The weird and wonderful world of IMDB
A long time ago my family came up with an idea for a business. Basically it consisted of a solitary operator sitting by a phone who, when called, would pick up and answer a simple question: “Is RANDOM CELEBRITY NAME dead?”
The name of this hypothetical cash cow? 1800-ARE-THEY-DEAD.
Is it too many numbers? Yes. Is it relatively macabre? Yes. Was it an awesome idea? Absolutely.
But, since this was the mid-90s, the idea became quickly moot as the powerhouse that is AOL taught us all what it was like to sit through modem noise, only to be disconnected moments after launching our Netscape browsers.

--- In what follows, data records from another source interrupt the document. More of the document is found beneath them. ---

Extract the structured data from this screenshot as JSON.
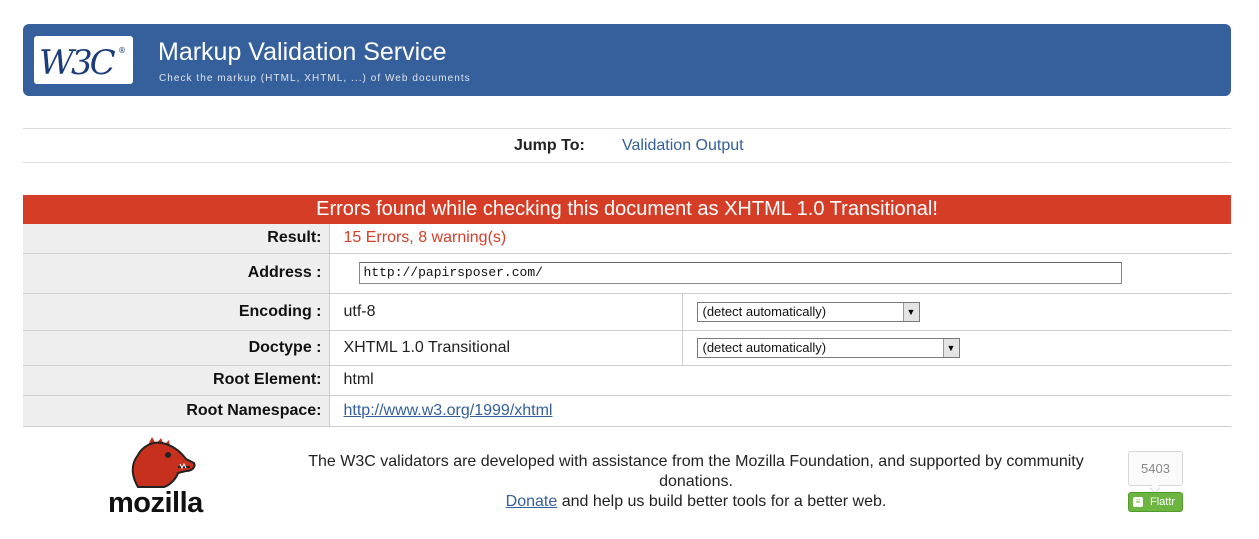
{
  "banner": {
    "logo_alt": "W3C",
    "title": "Markup Validation Service",
    "subtitle": "Check the markup (HTML, XHTML, ...) of Web documents"
  },
  "jump": {
    "label": "Jump To:",
    "link": "Validation Output"
  },
  "error_heading": "Errors found while checking this document as XHTML 1.0 Transitional!",
  "results": {
    "result_label": "Result:",
    "result_value": "15 Errors, 8 warning(s)",
    "address_label": "Address :",
    "address_value": "http://papirsposer.com/",
    "encoding_label": "Encoding :",
    "encoding_value": "utf-8",
    "encoding_select": "(detect automatically)",
    "doctype_label": "Doctype :",
    "doctype_value": "XHTML 1.0 Transitional",
    "doctype_select": "(detect automatically)",
    "root_element_label": "Root Element:",
    "root_element_value": "html",
    "root_namespace_label": "Root Namespace:",
    "root_namespace_value": "http://www.w3.org/1999/xhtml"
  },
  "footer": {
    "mozilla_word": "mozilla",
    "line1": "The W3C validators are developed with assistance from the Mozilla Foundation, and supported by community donations.",
    "donate_link": "Donate",
    "line2_rest": " and help us build better tools for a better web.",
    "flattr_count": "5403",
    "flattr_label": "Flattr"
  },
  "colors": {
    "banner_blue": "#35609b",
    "error_red": "#d63d27",
    "flattr_green": "#6bb540"
  },
  "icons": [
    "w3c-logo-icon",
    "mozilla-dino-icon",
    "flattr-icon",
    "dropdown-arrow-icon"
  ]
}
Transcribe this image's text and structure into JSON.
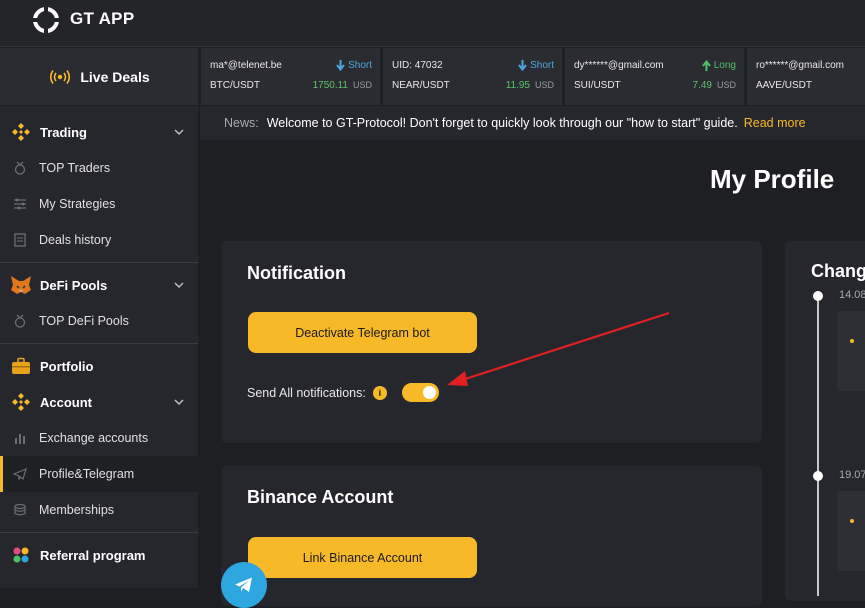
{
  "app": {
    "title": "GT APP"
  },
  "live_deals": {
    "label": "Live Deals",
    "deals": [
      {
        "user": "ma*@telenet.be",
        "direction": "Short",
        "pair": "BTC/USDT",
        "price": "1750.11",
        "currency": "USD"
      },
      {
        "user": "UID: 47032",
        "direction": "Short",
        "pair": "NEAR/USDT",
        "price": "11.95",
        "currency": "USD"
      },
      {
        "user": "dy******@gmail.com",
        "direction": "Long",
        "pair": "SUI/USDT",
        "price": "7.49",
        "currency": "USD"
      },
      {
        "user": "ro******@gmail.com",
        "direction": "",
        "pair": "AAVE/USDT",
        "price": "",
        "currency": ""
      }
    ]
  },
  "news": {
    "label": "News:",
    "text": "Welcome to GT-Protocol! Don't forget to quickly look through our \"how to start\" guide.",
    "link": "Read more"
  },
  "sidebar": {
    "trading": {
      "label": "Trading",
      "items": [
        "TOP Traders",
        "My Strategies",
        "Deals history"
      ]
    },
    "defi": {
      "label": "DeFi Pools",
      "items": [
        "TOP DeFi Pools"
      ]
    },
    "portfolio": {
      "label": "Portfolio"
    },
    "account": {
      "label": "Account",
      "items": [
        "Exchange accounts",
        "Profile&Telegram",
        "Memberships"
      ]
    },
    "referral": {
      "label": "Referral program"
    }
  },
  "main": {
    "title": "My Profile",
    "notification": {
      "title": "Notification",
      "button": "Deactivate Telegram bot",
      "toggle_label": "Send All notifications:",
      "toggle_on": true
    },
    "binance": {
      "title": "Binance Account",
      "button": "Link Binance Account"
    },
    "changes": {
      "title": "Chang",
      "dates": [
        "14.08",
        "19.07"
      ]
    }
  },
  "colors": {
    "accent": "#f7b928",
    "background": "#1e1f23",
    "panel": "#26272c",
    "short": "#4aa8e0",
    "long": "#4cc066",
    "price": "#5bc46a",
    "annotation_arrow": "#e02020"
  }
}
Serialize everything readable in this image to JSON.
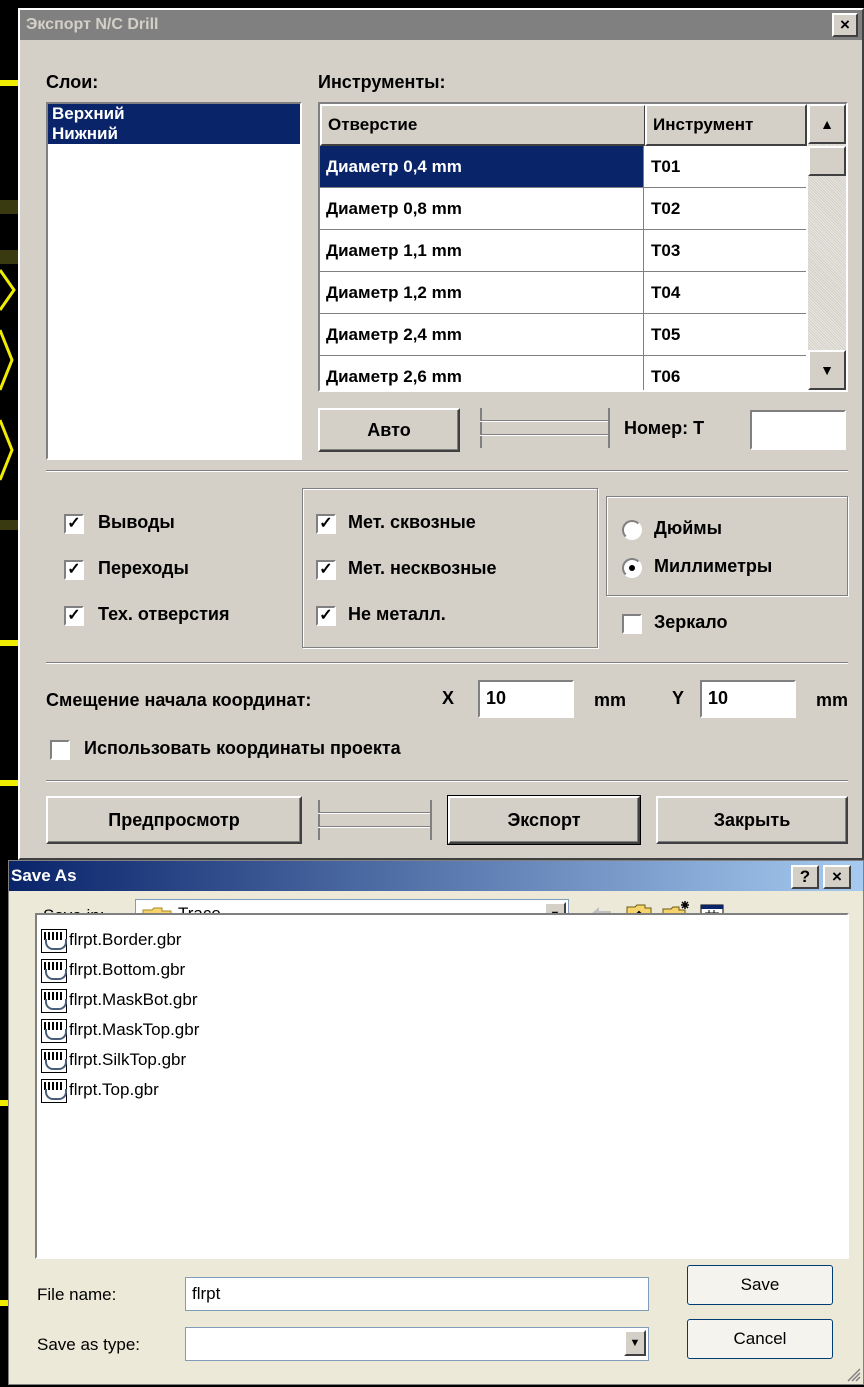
{
  "export_dialog": {
    "title": "Экспорт N/C Drill",
    "close_glyph": "×",
    "layers_label": "Слои:",
    "layers": [
      "Верхний",
      "Нижний"
    ],
    "selected_layer_index": 0,
    "tools_label": "Инструменты:",
    "tools_columns": [
      "Отверстие",
      "Инструмент"
    ],
    "tools_rows": [
      {
        "hole": "Диаметр 0,4 mm",
        "tool": "T01",
        "selected": true
      },
      {
        "hole": "Диаметр 0,8 mm",
        "tool": "T02"
      },
      {
        "hole": "Диаметр 1,1 mm",
        "tool": "T03"
      },
      {
        "hole": "Диаметр 1,2 mm",
        "tool": "T04"
      },
      {
        "hole": "Диаметр 2,4 mm",
        "tool": "T05"
      },
      {
        "hole": "Диаметр 2,6 mm",
        "tool": "T06"
      }
    ],
    "auto_button": "Авто",
    "number_label": "Номер: T",
    "number_value": "",
    "checks_left": [
      {
        "label": "Выводы",
        "checked": true
      },
      {
        "label": "Переходы",
        "checked": true
      },
      {
        "label": "Тех. отверстия",
        "checked": true
      }
    ],
    "checks_mid": [
      {
        "label": "Мет. сквозные",
        "checked": true
      },
      {
        "label": "Мет. несквозные",
        "checked": true
      },
      {
        "label": "Не металл.",
        "checked": true
      }
    ],
    "units": [
      {
        "label": "Дюймы",
        "selected": false
      },
      {
        "label": "Миллиметры",
        "selected": true
      }
    ],
    "mirror": {
      "label": "Зеркало",
      "checked": false
    },
    "offset_label": "Смещение начала координат:",
    "x_label": "X",
    "x_value": "10",
    "y_label": "Y",
    "y_value": "10",
    "unit_mm": "mm",
    "use_project_coords": {
      "label": "Использовать координаты проекта",
      "checked": false
    },
    "preview_button": "Предпросмотр",
    "export_button": "Экспорт",
    "close_button": "Закрыть"
  },
  "save_dialog": {
    "title": "Save As",
    "help_glyph": "?",
    "close_glyph": "×",
    "save_in_label": "Save in:",
    "save_in_value": "Trace",
    "files": [
      "flrpt.Border.gbr",
      "flrpt.Bottom.gbr",
      "flrpt.MaskBot.gbr",
      "flrpt.MaskTop.gbr",
      "flrpt.SilkTop.gbr",
      "flrpt.Top.gbr"
    ],
    "file_name_label": "File name:",
    "file_name_value": "flrpt",
    "save_type_label": "Save as type:",
    "save_type_value": "",
    "save_button": "Save",
    "cancel_button": "Cancel"
  },
  "colors": {
    "dialog_face": "#d4d0c8",
    "selection": "#0a246a",
    "title_inactive": "#808080",
    "pcb_trace": "#f0ec00",
    "pcb_track_dark": "#3a3a10"
  }
}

In other words: The Internet killed our business idea. There is an irony to writing that sentence in a newspaper column, but I can’t seem to find it.
So we didn’t become billionaires based on the idea that people would spend money to settle small arguments with each other over whether or not Burgess Meredith is dead.
He is. For a while now.
And I’m OK with that. Normally, when I feel I have been jilted out of unearned millions by people who have never met me, I become somewhat incensed and usually quell my rage with scotch and some VERY aggressive channel flipping.
But not this time. Because this time my family’s idea (1-800-ARE-THEY-DEAD) was beaten out by a far superior piece of internet wonderdom, the Internet Movie DataBase.
Yes, that great settler of all arguments that start with “Wasn’t he the guy who was in that one movie?” IMDB is an invaluable tool for people that just want to know if TV’s George Peppard is dead (yes) or if there really was a different kid playing DJ in the first episode of Roseanne (also yes, and it makes watching that episode really strange).
But IMDB is so much more than merely a repository for all the Trivia that Time Forgot.
Take an American movie classic like “Breakfast at Tiffany’s.” On the surface you have just another movie about prostitutes finding love and eating pastries. But let the wonderful world of IMDB show you just what you’ve been missing with such Web 2.0 innovations like the always classy User Reviews.
Your love of Audrey Hepburn will increase ten-fold when you read reviews with headlines like “What is an Asian?” and “She was so skinny!” With a reviewer named bigbluecheese how can you go wrong?
Not into the whole “user generated content” thing? Demanding to hear a “professional” opinion? IMDB offers Critics Reviews, which is just like User Reviews, but it consists mostly of Roger Ebert telling us why all movies made after 1965 are garbage.
I miss Siskel.
But what if you don’t care about reviews? What if the only thing you want to know is just how much cursing can I expect when I show this movie about two prostitutes to my children?
Behold! The greatest hidden treasure of comedy in the Western World, the IMDB parent’s guide.
The IMDB parent’s guide is what would happen if The Christian Science Monitor bought Mr. Skin. Every potentially offensive word, action or image in a movie is cataloged by a dedicated cadre of movie watchers, then broken down into five categories: Sex&Nudity, Violence&Gore, Profanity, Alcohol/Drugs/Smoking, and Frightening/Intense Scenes. Then each instance is listed in the proper category and given a numerical value, then the values are added together into an easy to read total that reminds you maybe your kids shouldn’t be watching “The Hangover.”
But the real charm of the IMDB parent’s guide shines through when you do a side-by-side comparison. You see, while the dedicated cadre of movie watchers may all understand their job, each interprets the rules to fit their own interpretation.
Case in point: “E.T.” versus “Scarface.”
“Scarface:” Three instances of Sex/Nudity.
“E.T.:” Four instances of Sex/Nudity. Four! Including one of my personal favorite “offensive” image listings “A man kisses a woman in a movie playing on TV.”
That’s meta offensive! Hide the children!
“Scarface:” 17 instances in the Violence&Gore section.
“E.T.:” 31 instances.
How is “E.T.” more violent than “Scarface?” Well, the user that wrote the “Scarface” guide likes to lump instances together, like “In the subsequent gunfight four people are shot and killed with bloody results;” whereas the “E.T” reviewer enumerates each violent instance, like “A woman spills coffee,” or “A boy burps loudly.”
Maybe I don’t get to be one of the wealthy one percent, maybe I’ll never have enough cash to live out my dream of me and my supermodel/astronaut girlfriend riding a velociraptor through The Louvre, but until the day I or the Internet dies, I’ll always have a website to back me up about the hidden, violent dangers of “E.T.” And to let me know if the guy who played Chainsaw in “Summer School” ever made another movie … did he? Better check IMDB.
Copy Editor Wes Burns is a Sunday columnist. The views expressed in this column are personal views of the writer and don’t necessarily reflect the views of the T-R. Contact Wes Burns at 641-753-6611 or email@example.com.